Records shown
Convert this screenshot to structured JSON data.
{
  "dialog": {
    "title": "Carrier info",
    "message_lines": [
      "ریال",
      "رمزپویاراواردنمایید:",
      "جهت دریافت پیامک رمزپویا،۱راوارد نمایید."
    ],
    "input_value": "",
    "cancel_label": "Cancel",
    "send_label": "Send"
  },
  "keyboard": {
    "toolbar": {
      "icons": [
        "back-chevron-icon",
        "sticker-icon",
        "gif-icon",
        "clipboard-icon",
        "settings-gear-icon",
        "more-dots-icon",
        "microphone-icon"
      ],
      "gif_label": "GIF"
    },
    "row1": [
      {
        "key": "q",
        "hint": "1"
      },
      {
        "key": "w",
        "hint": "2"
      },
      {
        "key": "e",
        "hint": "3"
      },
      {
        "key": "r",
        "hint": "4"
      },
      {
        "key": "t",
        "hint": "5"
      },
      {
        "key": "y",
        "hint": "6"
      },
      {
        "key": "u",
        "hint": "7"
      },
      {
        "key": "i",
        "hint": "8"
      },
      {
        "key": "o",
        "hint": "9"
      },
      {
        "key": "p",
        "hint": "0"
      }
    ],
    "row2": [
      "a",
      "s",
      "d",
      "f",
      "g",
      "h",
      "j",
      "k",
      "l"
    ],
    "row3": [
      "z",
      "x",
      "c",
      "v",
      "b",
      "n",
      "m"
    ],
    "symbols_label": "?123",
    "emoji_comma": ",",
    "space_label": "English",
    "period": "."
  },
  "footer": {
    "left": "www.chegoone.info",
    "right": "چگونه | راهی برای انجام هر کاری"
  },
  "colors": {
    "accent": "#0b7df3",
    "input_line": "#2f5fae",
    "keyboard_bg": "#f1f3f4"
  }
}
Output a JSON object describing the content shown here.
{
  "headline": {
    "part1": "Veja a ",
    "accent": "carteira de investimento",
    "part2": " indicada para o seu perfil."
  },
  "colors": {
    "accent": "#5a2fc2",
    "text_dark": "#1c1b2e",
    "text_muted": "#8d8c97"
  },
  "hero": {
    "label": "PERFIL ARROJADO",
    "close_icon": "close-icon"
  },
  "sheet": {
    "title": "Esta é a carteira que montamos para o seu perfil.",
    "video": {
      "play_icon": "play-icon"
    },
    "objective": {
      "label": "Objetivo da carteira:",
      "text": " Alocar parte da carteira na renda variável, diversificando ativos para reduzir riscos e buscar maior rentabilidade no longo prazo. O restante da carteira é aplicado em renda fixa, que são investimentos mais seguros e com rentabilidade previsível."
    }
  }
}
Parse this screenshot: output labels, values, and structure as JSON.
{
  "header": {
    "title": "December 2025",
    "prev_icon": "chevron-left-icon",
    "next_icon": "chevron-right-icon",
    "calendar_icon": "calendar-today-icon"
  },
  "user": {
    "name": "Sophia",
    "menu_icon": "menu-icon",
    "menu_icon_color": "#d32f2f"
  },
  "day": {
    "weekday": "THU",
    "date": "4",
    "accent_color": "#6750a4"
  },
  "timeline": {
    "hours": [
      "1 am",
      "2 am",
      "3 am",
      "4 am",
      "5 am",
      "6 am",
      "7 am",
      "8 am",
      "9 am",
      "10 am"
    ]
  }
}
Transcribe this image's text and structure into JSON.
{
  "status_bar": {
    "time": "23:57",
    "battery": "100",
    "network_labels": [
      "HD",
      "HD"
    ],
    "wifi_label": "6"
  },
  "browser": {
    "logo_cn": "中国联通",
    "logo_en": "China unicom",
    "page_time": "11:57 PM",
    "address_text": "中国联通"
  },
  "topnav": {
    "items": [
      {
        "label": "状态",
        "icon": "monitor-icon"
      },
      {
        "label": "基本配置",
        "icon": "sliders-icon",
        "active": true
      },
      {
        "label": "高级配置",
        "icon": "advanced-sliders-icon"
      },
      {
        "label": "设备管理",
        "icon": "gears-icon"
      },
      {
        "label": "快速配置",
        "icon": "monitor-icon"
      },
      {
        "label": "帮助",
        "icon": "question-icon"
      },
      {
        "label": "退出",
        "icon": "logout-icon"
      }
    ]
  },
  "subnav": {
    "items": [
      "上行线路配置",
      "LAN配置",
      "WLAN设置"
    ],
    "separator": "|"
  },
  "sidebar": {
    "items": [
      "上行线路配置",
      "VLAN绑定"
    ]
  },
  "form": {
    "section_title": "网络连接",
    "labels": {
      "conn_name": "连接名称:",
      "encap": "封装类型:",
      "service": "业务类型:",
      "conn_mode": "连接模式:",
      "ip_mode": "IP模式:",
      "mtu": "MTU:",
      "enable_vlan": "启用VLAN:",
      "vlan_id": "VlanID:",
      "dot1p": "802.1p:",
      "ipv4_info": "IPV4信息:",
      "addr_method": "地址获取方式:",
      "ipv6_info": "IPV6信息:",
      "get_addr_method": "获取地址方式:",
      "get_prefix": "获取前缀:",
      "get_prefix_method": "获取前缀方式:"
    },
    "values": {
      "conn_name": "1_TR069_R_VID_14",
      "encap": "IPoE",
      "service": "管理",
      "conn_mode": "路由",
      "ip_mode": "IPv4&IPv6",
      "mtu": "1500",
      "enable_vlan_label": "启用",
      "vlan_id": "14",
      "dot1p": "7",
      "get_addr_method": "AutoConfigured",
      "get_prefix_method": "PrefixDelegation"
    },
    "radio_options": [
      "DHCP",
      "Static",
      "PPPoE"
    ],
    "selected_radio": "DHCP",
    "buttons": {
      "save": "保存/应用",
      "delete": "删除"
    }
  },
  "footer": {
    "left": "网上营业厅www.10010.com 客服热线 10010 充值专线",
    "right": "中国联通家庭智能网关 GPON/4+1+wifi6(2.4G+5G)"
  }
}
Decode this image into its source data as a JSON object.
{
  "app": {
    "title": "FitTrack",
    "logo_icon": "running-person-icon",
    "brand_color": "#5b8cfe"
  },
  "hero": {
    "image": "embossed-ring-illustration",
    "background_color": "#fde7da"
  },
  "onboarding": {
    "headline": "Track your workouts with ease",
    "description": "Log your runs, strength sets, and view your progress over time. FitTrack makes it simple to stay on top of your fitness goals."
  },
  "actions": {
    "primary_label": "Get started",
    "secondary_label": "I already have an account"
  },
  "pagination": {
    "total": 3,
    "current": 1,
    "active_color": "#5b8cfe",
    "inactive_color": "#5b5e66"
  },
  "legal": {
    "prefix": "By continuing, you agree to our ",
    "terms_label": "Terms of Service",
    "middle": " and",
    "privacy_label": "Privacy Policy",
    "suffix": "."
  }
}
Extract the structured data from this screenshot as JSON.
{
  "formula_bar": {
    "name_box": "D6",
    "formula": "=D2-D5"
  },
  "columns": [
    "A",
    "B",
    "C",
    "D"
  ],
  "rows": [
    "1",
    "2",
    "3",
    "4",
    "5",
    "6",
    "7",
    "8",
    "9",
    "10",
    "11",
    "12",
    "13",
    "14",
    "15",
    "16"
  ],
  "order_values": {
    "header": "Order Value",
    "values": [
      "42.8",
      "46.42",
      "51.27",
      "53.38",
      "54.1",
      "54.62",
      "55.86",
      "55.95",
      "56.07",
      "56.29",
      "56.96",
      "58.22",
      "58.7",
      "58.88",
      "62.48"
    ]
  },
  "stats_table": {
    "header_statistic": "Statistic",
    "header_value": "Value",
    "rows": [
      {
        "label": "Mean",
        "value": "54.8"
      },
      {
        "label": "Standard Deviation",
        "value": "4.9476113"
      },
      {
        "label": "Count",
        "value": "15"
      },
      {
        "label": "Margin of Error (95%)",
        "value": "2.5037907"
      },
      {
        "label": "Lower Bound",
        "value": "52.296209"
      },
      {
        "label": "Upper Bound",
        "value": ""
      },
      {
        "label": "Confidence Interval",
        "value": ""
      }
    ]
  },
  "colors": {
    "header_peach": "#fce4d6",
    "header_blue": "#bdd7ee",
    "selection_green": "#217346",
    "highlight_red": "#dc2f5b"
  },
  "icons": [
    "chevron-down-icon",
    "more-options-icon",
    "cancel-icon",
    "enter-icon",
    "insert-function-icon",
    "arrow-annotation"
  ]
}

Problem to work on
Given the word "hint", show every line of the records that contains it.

Answer for this exercise
        "hint": "1"
        "hint": "2"
        "hint": "3"
        "hint": "4"
        "hint": "5"
        "hint": "6"
        "hint": "7"
        "hint": "8"
        "hint": "9"
        "hint": "0"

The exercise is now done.